When a five-year-old enters the classroom for the first time, expectations of his parents and teachers are high, but still higher are the expectations of the child. S/he has heard of this magical day from the time words were understandable. However, the dreams and magical moments are quickly dispelled when s/he finds that s/he cannot conform to the demands of a regimented curriculum. S/he looks around the room at other children who seem to be laughing and doing their activities with ease. Most of them are drawing compliments on their neat work. But no matter how hard s/he tries, the work always seemed to be messy, and even s/he is not pleased with the results.
The small child who walked in with head held high now shuffles out with a dejected backward glance, for this child feels s/he cannot compete. School is not fun--it is exhausting when you are expected to do things you cannot. One may withdraw or may lash out angrily at one's more competent peers (Hammond, 1986). S/he certainly lets everyone know that s/he does not want to be in school. A failure IS in the making.

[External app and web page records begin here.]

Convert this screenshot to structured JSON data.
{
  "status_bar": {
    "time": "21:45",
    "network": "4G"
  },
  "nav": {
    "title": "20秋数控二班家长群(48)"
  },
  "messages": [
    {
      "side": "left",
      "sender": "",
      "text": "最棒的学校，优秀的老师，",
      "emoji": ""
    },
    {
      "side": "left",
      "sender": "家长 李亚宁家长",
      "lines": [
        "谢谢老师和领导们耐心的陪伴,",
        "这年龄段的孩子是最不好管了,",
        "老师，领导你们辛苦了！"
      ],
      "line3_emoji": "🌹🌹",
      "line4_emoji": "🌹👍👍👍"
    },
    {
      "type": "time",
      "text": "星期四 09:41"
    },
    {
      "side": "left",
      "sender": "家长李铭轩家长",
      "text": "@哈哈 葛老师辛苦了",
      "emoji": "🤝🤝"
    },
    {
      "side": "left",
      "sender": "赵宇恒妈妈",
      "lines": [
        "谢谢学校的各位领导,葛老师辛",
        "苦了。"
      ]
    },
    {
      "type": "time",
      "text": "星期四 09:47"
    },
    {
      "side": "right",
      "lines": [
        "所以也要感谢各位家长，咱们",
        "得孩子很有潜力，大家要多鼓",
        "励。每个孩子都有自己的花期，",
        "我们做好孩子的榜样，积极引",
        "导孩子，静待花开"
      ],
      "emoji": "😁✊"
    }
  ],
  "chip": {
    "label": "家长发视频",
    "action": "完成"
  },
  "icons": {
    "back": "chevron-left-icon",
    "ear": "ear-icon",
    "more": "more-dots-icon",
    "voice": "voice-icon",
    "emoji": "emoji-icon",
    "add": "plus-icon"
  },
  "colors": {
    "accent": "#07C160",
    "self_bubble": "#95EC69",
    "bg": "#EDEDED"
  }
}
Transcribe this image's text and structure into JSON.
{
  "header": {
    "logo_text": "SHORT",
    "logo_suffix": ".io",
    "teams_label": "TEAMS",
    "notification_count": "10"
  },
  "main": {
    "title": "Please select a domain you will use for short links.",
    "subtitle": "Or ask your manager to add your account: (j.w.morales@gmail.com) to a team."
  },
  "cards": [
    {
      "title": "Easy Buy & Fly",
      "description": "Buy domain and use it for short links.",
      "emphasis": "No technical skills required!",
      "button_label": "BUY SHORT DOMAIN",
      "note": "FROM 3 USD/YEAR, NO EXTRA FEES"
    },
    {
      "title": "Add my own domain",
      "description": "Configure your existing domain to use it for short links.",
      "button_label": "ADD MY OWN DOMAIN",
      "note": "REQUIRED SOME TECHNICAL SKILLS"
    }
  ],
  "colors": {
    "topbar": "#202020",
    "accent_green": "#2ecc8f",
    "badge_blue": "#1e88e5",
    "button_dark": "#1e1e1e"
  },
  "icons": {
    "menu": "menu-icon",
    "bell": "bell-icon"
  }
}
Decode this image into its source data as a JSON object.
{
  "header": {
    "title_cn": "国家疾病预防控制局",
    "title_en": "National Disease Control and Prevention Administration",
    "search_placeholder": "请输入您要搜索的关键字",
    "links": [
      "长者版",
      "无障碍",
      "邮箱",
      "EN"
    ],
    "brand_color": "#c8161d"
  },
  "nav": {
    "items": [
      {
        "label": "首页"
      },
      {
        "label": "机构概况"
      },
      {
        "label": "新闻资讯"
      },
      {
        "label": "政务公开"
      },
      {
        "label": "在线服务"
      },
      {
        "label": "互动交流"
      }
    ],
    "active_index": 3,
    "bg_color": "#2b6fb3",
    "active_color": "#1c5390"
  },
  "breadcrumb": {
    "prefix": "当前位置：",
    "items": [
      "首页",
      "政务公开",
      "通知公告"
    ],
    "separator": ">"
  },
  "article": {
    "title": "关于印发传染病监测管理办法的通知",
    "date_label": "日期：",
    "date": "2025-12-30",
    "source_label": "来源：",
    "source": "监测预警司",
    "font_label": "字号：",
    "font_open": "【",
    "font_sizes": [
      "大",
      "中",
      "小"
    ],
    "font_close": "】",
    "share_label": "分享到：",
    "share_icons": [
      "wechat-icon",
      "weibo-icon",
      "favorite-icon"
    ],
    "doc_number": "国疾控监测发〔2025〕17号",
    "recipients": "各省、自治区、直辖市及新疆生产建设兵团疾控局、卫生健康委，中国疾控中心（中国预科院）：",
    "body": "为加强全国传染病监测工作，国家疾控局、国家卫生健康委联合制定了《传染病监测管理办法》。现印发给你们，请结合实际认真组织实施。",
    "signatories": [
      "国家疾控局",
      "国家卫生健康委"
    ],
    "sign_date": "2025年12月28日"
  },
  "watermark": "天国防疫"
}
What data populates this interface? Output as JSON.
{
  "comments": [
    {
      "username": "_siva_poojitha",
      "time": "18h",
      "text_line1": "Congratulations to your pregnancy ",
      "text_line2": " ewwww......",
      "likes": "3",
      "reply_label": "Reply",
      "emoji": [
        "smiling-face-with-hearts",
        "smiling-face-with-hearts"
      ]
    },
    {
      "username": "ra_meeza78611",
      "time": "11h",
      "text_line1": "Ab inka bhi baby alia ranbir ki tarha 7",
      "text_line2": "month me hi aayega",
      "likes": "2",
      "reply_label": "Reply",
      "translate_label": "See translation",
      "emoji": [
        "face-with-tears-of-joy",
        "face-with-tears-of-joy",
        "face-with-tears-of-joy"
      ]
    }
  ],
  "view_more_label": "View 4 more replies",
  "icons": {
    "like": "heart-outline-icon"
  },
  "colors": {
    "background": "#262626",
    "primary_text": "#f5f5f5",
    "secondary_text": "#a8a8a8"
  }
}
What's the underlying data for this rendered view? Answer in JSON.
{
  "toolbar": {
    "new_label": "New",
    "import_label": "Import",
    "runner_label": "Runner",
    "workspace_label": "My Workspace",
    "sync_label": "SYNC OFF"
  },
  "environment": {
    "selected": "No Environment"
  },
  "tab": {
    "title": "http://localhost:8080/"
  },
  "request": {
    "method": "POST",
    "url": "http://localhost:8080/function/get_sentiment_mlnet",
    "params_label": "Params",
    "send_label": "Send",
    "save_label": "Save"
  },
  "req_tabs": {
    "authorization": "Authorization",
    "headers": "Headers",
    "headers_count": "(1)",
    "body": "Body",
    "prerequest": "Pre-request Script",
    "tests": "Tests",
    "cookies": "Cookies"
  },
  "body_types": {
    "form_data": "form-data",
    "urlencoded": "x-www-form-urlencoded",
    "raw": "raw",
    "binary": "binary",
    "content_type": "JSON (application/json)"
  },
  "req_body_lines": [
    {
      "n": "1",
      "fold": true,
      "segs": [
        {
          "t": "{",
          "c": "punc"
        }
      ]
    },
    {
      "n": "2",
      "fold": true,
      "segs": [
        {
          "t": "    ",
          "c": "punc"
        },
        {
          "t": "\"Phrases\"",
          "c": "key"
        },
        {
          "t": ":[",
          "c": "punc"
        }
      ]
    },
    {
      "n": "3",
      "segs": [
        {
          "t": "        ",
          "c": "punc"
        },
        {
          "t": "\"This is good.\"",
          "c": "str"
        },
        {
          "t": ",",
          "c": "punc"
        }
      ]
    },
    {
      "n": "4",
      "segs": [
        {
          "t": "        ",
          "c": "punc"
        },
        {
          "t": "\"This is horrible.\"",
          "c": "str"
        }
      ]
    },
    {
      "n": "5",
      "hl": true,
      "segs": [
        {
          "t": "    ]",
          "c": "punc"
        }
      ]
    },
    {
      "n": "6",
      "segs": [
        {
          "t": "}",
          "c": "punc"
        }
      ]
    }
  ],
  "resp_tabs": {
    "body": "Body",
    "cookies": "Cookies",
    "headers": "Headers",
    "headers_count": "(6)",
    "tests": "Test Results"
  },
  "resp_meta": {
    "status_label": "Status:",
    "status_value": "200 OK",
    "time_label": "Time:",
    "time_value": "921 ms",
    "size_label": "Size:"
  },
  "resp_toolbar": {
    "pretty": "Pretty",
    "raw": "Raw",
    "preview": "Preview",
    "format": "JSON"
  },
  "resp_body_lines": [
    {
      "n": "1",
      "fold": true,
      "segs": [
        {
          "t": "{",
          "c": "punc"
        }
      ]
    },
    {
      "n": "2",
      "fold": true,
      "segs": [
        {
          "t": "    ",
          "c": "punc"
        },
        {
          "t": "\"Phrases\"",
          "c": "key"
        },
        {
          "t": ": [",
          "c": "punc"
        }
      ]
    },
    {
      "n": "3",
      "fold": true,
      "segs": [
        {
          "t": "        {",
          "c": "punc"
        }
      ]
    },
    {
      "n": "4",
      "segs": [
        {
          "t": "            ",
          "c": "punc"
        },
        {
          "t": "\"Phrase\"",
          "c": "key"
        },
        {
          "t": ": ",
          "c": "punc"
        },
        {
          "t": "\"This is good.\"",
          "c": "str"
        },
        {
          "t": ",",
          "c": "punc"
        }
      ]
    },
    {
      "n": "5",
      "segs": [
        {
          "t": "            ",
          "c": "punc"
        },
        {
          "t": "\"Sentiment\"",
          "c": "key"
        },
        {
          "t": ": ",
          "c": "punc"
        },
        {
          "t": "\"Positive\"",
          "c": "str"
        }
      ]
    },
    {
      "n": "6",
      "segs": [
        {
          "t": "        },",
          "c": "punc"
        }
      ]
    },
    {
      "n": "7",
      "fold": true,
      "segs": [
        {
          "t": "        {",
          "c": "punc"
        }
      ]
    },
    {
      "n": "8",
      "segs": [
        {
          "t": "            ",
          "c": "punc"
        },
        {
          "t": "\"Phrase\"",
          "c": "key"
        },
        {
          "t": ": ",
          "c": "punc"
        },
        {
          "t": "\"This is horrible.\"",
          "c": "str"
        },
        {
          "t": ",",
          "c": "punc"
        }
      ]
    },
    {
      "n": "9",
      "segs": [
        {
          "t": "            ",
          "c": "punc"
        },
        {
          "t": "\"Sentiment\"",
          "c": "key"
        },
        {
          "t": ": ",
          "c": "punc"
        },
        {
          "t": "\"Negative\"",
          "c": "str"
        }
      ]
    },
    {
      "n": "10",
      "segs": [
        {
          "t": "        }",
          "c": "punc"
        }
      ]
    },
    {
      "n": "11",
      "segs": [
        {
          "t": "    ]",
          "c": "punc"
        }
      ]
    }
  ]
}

Fetzer, L., & Ponder, D. (1989). Kindergarten: Magic Moments. Reading Horizons: A Journal of Literacy and Language Arts, 29 (3). Retrieved from https://scholarworks.wmich.edu/reading_horizons/vol29/iss3/6